“It’s what everybody’s using,” she said. “It has to be done with diligence, and it has to be implemented by someone who believes in it.”
Board members asked her about purchasing the program with Title I funds, but Gerding said Title I regulations would restrict use of the program. “If we buy this as a district, we have more discretion about how we can use it,” she said, adding that a trainer would come to Kenmare to instruct teachers in the program’s implementation.
She also described use of Read 180 for summer school classes and the after-school enrichment program. “This can be used year-round,” she said. “It will impact a variety of teachers and students.”
Equipment already owned by the district will support the program, including netbook computers, Mac computers and iPads.
The board approved purchase of the Read 180 program in a unanimous vote.
In other business:
•Board member approved minutes of the regular and special meetings held in April, along with the district’s bills for payment as presented.

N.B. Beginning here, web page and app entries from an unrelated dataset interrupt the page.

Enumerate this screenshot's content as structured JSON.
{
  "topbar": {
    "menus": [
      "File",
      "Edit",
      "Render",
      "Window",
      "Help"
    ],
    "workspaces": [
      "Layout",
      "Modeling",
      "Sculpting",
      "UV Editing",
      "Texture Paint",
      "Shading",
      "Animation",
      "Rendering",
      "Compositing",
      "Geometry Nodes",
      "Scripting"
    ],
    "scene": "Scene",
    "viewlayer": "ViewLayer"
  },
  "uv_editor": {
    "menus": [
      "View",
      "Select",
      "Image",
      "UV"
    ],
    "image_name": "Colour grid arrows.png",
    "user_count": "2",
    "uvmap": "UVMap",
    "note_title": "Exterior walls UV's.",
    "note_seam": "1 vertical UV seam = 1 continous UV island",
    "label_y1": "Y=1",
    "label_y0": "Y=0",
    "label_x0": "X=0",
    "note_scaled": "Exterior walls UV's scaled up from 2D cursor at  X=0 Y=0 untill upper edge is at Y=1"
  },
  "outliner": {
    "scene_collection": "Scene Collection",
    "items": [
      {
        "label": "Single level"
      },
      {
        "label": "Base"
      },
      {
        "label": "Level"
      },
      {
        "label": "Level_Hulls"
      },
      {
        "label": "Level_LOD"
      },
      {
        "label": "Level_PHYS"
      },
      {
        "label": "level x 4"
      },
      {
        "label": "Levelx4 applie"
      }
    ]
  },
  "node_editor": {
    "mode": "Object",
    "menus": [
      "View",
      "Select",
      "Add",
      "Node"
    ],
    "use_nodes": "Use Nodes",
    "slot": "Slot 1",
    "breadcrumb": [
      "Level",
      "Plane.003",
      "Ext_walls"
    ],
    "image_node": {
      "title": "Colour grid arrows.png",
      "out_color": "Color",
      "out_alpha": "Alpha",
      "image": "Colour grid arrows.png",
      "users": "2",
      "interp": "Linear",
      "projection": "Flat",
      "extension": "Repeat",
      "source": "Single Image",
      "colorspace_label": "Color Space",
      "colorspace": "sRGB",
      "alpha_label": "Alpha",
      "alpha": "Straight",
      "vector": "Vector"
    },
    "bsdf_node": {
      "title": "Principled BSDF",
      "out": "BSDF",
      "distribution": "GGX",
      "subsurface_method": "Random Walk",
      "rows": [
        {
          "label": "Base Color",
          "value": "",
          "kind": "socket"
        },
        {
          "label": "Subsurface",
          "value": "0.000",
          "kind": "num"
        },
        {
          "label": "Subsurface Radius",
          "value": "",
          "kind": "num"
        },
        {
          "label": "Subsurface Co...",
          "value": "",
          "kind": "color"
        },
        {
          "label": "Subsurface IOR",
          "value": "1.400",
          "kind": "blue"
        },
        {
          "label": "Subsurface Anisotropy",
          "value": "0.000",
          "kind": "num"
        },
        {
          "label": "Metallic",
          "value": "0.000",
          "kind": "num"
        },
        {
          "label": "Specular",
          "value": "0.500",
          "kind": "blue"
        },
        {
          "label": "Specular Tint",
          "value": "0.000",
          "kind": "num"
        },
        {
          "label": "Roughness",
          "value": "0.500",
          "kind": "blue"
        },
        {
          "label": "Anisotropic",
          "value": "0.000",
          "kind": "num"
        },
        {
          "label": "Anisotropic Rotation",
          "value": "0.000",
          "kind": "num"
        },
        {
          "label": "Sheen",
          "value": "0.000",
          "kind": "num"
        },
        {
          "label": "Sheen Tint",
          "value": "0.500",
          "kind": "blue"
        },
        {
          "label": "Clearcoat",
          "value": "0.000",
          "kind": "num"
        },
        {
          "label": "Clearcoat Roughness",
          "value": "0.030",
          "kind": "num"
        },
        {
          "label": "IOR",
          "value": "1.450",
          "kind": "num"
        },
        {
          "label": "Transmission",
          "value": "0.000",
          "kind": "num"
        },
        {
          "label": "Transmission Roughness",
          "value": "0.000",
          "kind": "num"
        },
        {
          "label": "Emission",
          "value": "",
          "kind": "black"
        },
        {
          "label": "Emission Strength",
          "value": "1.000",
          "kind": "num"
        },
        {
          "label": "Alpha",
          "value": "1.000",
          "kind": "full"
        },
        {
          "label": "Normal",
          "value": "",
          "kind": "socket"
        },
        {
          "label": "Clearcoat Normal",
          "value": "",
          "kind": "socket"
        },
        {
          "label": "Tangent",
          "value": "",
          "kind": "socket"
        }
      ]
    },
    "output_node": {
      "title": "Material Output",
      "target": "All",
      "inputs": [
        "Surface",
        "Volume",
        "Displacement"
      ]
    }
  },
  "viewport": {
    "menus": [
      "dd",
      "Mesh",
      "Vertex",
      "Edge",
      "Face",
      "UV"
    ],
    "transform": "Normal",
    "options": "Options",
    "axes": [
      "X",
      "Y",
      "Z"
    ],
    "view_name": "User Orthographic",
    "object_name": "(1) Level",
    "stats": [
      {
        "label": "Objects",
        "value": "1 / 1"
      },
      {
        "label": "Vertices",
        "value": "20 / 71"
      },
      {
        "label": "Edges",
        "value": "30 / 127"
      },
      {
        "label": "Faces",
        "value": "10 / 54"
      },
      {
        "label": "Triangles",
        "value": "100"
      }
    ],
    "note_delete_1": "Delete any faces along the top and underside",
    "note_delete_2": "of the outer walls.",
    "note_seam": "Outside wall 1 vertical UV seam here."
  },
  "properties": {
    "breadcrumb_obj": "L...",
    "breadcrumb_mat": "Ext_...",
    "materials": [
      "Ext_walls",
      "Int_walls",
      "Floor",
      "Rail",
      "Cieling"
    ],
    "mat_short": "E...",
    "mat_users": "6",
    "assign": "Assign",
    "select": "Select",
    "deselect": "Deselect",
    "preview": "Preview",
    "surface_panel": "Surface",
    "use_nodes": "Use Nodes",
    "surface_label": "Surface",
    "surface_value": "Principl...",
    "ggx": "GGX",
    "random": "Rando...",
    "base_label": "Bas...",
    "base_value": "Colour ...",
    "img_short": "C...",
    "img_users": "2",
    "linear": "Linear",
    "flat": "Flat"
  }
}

•Murphy reported a Building Fund balance of $161,000, with $50,000 of that designated for a payment on the high school renovation project. She suggested the board consider paying for the upcoming ceiling tile project with some of the remaining balance.
•Murphy said the General Fund was expected to have a balance of about $740,000 as the year ended, after the new furnace and related expenses were paid later this summer. “I’m going to suggest you pay both buses out of this year,” she told the board, adding that cost would be about $230,000. She noted changes in the state funding for transportation that made it advantageous for Kenmare to purchase a new bus every year.
•Board members approved a motion to table any action to revise the district’s Compensation of Educational Classes Policy. The current policy states the district will not compensate teachers for completing credits required for license renewal. However, teachers that have completed the renewal requirements and surpassed the BS+32 or MS+8 educational lanes receive $300 per college credit, up to $900 in one school year, for additional credits taken.
•The board approved contracts for Laura Johnson to teach science at Kenmare High School, and Alexandria Hennix to teach at Kenmare Elementary School. Superintendent Mueller said a third contract was offered to fill the elementary music position, but the contract was not returned before the board meeting.
•Board members approved an increase in the Building Fund expenses for the 2012-2013 school year to $200,000 in order to include the high school ceiling tile replacement project.
•Principal Gerding reported the IXL math program would be available for student use during the summer. “I’m happy with the program for the year,” she said. “It was definitely worth the money.”
•High school principal Robert Thom reported progress on the student schedules for the 2013-2014 school year, with the only study hall available during seventh period. He noted that he ran a test on the schedule during a PowerSchool workshop he attended in late April. “We saw that 94 percent of the student requests [for classes] were met,” he said. “It’s not perfect, but it’s working pretty well.”
•The next regular meeting of the Kenmare School Board will be Tuesday, June 11th, at 7 pm. The school board election will be held that day, with polls open at Kenmare High School between 7 am and 7 pm.